> **Task details**: Across all entries below, how many lines include "screenshot"? Only the number, please.

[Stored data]
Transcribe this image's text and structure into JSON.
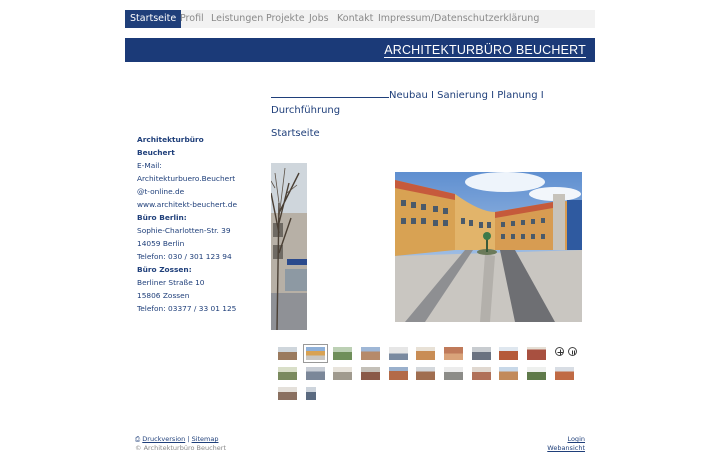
{
  "nav": {
    "items": [
      "Startseite",
      "Profil",
      "Leistungen",
      "Projekte",
      "Jobs",
      "Kontakt",
      "Impressum/Datenschutzerklärung"
    ],
    "active_index": 0
  },
  "banner": {
    "title": "ARCHITEKTURBÜRO BEUCHERT"
  },
  "tagline": {
    "text": "Neubau I Sanierung I Planung I",
    "text2": "Durchführung"
  },
  "page_heading": "Startseite",
  "sidebar": {
    "company": "Architekturbüro",
    "company2": "Beuchert",
    "email_label": "E-Mail:",
    "email1": "Architekturbuero.Beuchert",
    "email2": "@t-online.de",
    "website": "www.architekt-beuchert.de",
    "office1_title": "Büro Berlin:",
    "office1_street": "Sophie-Charlotten-Str. 39",
    "office1_city": "14059 Berlin",
    "office1_phone": "Telefon: 030 / 301 123 94",
    "office2_title": "Büro Zossen:",
    "office2_street": "Berliner Straße 10",
    "office2_city": "15806 Zossen",
    "office2_phone": "Telefon: 03377 / 33 01 125"
  },
  "gallery": {
    "thumb_count": 23,
    "active_thumb": 1,
    "controls": [
      "zoom-icon",
      "pause-icon"
    ]
  },
  "footer": {
    "print_label": "Druckversion",
    "sitemap_label": "Sitemap",
    "copyright": "© Architekturbüro Beuchert",
    "login_label": "Login",
    "webansicht_label": "Webansicht"
  }
}
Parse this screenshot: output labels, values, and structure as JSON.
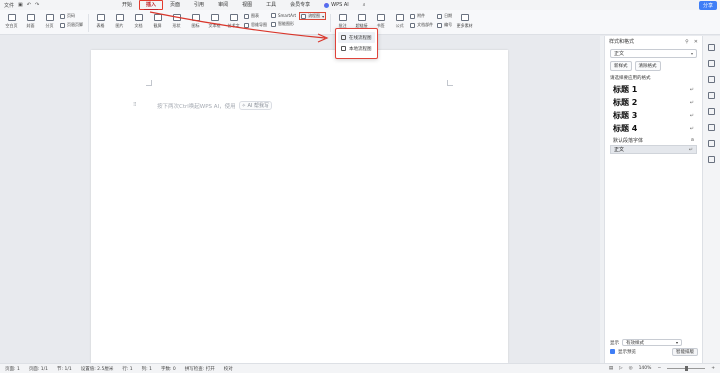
{
  "menubar": {
    "file": "文件",
    "tabs": [
      "开始",
      "插入",
      "页面",
      "引用",
      "审阅",
      "视图",
      "工具",
      "会员专享"
    ],
    "wps_ai": "WPS AI",
    "share": "分享"
  },
  "ribbon": {
    "row1": [
      {
        "label": "空白页"
      },
      {
        "label": "封面"
      },
      {
        "label": "分页"
      }
    ],
    "page_break": "页码",
    "header_footer": "页眉页脚",
    "insert_items": [
      "表格",
      "图片",
      "文档",
      "截屏",
      "形状",
      "图标",
      "文本框",
      "艺术字",
      "批注",
      "超链接",
      "书签",
      "公式",
      "更多素材"
    ],
    "chart": "图表",
    "smartart": "SmartArt",
    "flowchart": "流程图",
    "mindmap": "思维导图",
    "smart_shape": "智能图形",
    "cross_ref": "交叉引用",
    "text_parts": "文档部件",
    "attachment": "附件",
    "date": "日期",
    "symbol": "符号",
    "number": "编号"
  },
  "dropdown": {
    "items": [
      "在线流程图",
      "本地流程图"
    ]
  },
  "document": {
    "hint": "按下两次Ctrl唤起WPS AI，使用",
    "ai_chip": "AI 帮我写",
    "drag": "⠿"
  },
  "pane": {
    "title": "样式和格式",
    "current_style": "正文",
    "new_style": "新样式",
    "clear_format": "清除格式",
    "apply_label": "请选择要应用的格式",
    "styles": [
      "标题 1",
      "标题 2",
      "标题 3",
      "标题 4"
    ],
    "default_font": "默认段落字体",
    "body": "正文",
    "show_label": "显示",
    "show_value": "有效样式",
    "preview": "显示预览",
    "smart_btn": "智能排版"
  },
  "status": {
    "page": "页面: 1",
    "pages": "页面: 1/1",
    "section": "节: 1/1",
    "position": "设置值: 2.5厘米",
    "line": "行: 1",
    "col": "列: 1",
    "words": "字数: 0",
    "spell": "拼写检查: 打开",
    "proof": "校对",
    "zoom": "140%"
  },
  "colors": {
    "accent": "#c0262d",
    "highlight_box": "#e23b2e",
    "share": "#3f7ef6"
  }
}
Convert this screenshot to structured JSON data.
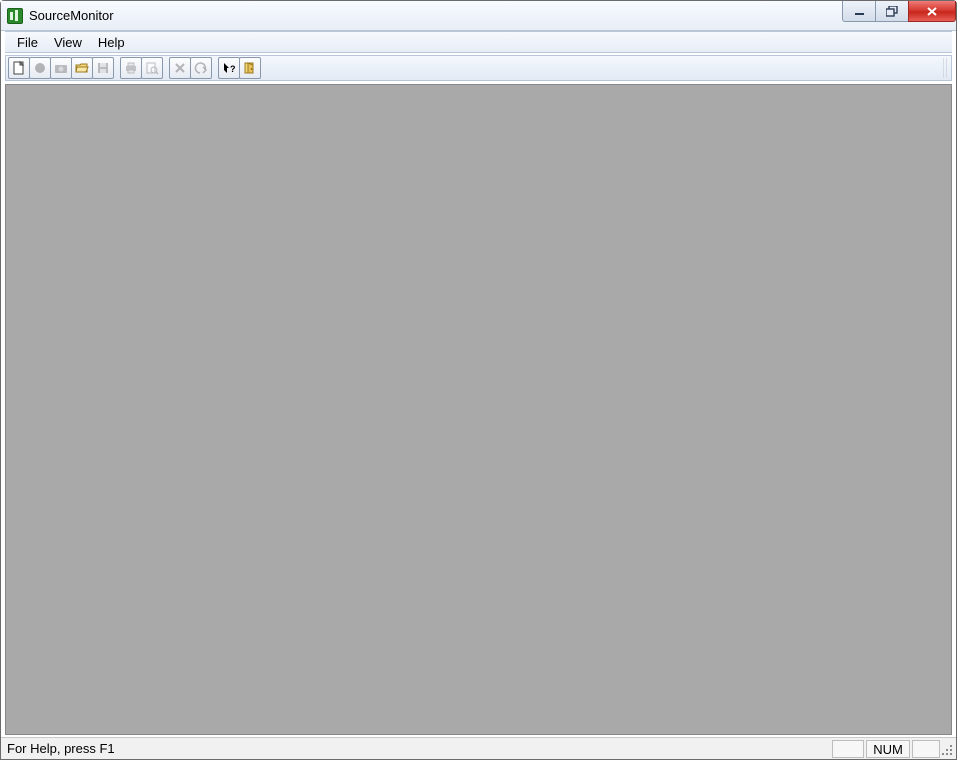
{
  "window": {
    "title": "SourceMonitor"
  },
  "menu": {
    "items": [
      "File",
      "View",
      "Help"
    ]
  },
  "toolbar": {
    "buttons": [
      {
        "name": "new-file-icon",
        "enabled": true
      },
      {
        "name": "record-icon",
        "enabled": false
      },
      {
        "name": "snapshot-icon",
        "enabled": false
      },
      {
        "name": "open-folder-icon",
        "enabled": true
      },
      {
        "name": "save-icon",
        "enabled": false
      },
      {
        "name": "print-icon",
        "enabled": false
      },
      {
        "name": "print-preview-icon",
        "enabled": false
      },
      {
        "name": "delete-icon",
        "enabled": false
      },
      {
        "name": "undo-icon",
        "enabled": false
      },
      {
        "name": "context-help-icon",
        "enabled": true
      },
      {
        "name": "exit-door-icon",
        "enabled": true
      }
    ],
    "group_breaks": [
      5,
      7,
      9
    ]
  },
  "statusbar": {
    "help_text": "For Help, press F1",
    "num_label": "NUM"
  }
}
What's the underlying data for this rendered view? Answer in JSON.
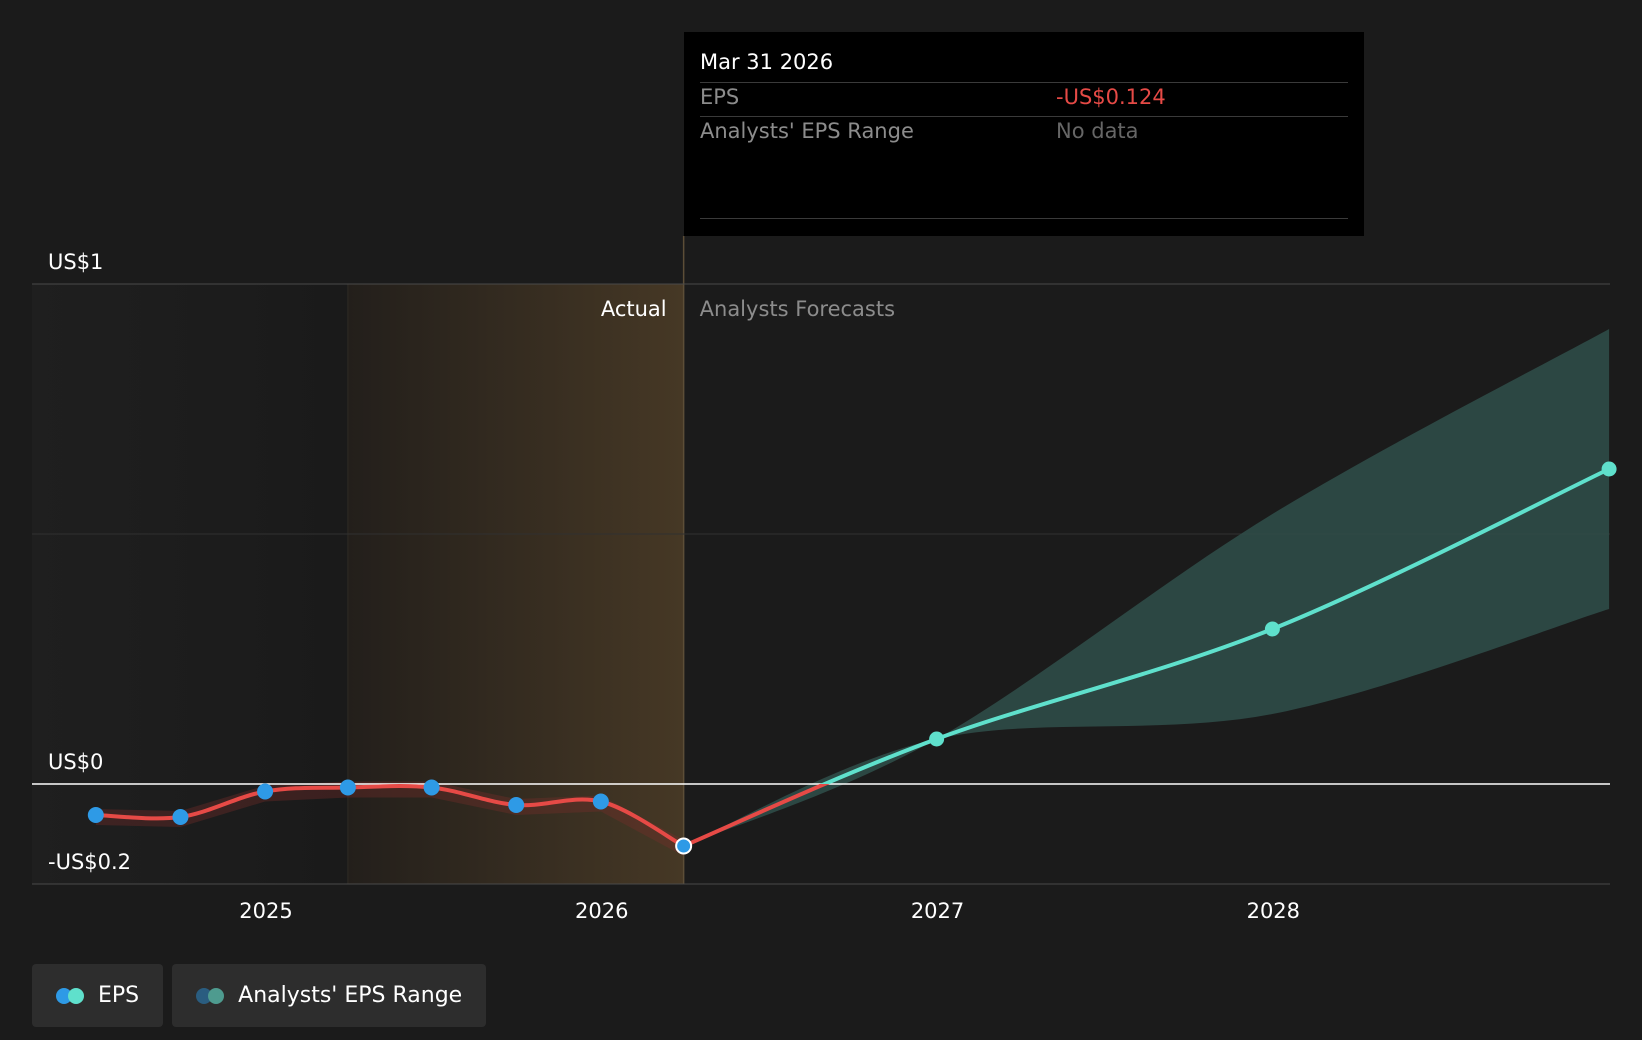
{
  "chart_data": {
    "type": "line",
    "y_axis_labels": [
      "US$1",
      "US$0",
      "-US$0.2"
    ],
    "x_tick_labels": [
      "2025",
      "2026",
      "2027",
      "2028"
    ],
    "ylim": [
      -0.2,
      1.0
    ],
    "grid": "horizontal",
    "section_labels": {
      "actual": "Actual",
      "forecast": "Analysts Forecasts"
    },
    "series": [
      {
        "name": "EPS",
        "actual_points": [
          {
            "x": "2024-06-30",
            "y": -0.062
          },
          {
            "x": "2024-09-30",
            "y": -0.066
          },
          {
            "x": "2024-12-31",
            "y": -0.015
          },
          {
            "x": "2025-03-31",
            "y": -0.007
          },
          {
            "x": "2025-06-30",
            "y": -0.007
          },
          {
            "x": "2025-09-30",
            "y": -0.042
          },
          {
            "x": "2025-12-31",
            "y": -0.035
          },
          {
            "x": "2026-03-31",
            "y": -0.124
          }
        ],
        "forecast_points": [
          {
            "x": "2026-03-31",
            "y": -0.124
          },
          {
            "x": "2026-12-31",
            "y": 0.09
          },
          {
            "x": "2027-12-31",
            "y": 0.31
          },
          {
            "x": "2028-12-31",
            "y": 0.63
          }
        ],
        "colors": {
          "actual_line": "#e64a46",
          "actual_point": "#2e9ae6",
          "forecast": "#5fe0cc"
        }
      },
      {
        "name": "Analysts' EPS Range",
        "forecast_range": [
          {
            "x": "2026-03-31",
            "low": -0.124,
            "high": -0.124
          },
          {
            "x": "2026-12-31",
            "low": 0.09,
            "high": 0.09
          },
          {
            "x": "2027-12-31",
            "low": 0.14,
            "high": 0.54
          },
          {
            "x": "2028-12-31",
            "low": 0.35,
            "high": 0.91
          }
        ],
        "color": "#2f4f4a"
      }
    ]
  },
  "tooltip": {
    "date": "Mar 31 2026",
    "rows": [
      {
        "label": "EPS",
        "value": "-US$0.124",
        "color": "#e64a46"
      },
      {
        "label": "Analysts' EPS Range",
        "value": "No data",
        "color": "#666666"
      }
    ]
  },
  "legend": [
    {
      "label": "EPS",
      "colors": [
        "#2e9ae6",
        "#5fe0cc"
      ]
    },
    {
      "label": "Analysts' EPS Range",
      "colors": [
        "#2a5d80",
        "#4e9b8f"
      ]
    }
  ]
}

> **Result for this task**: 2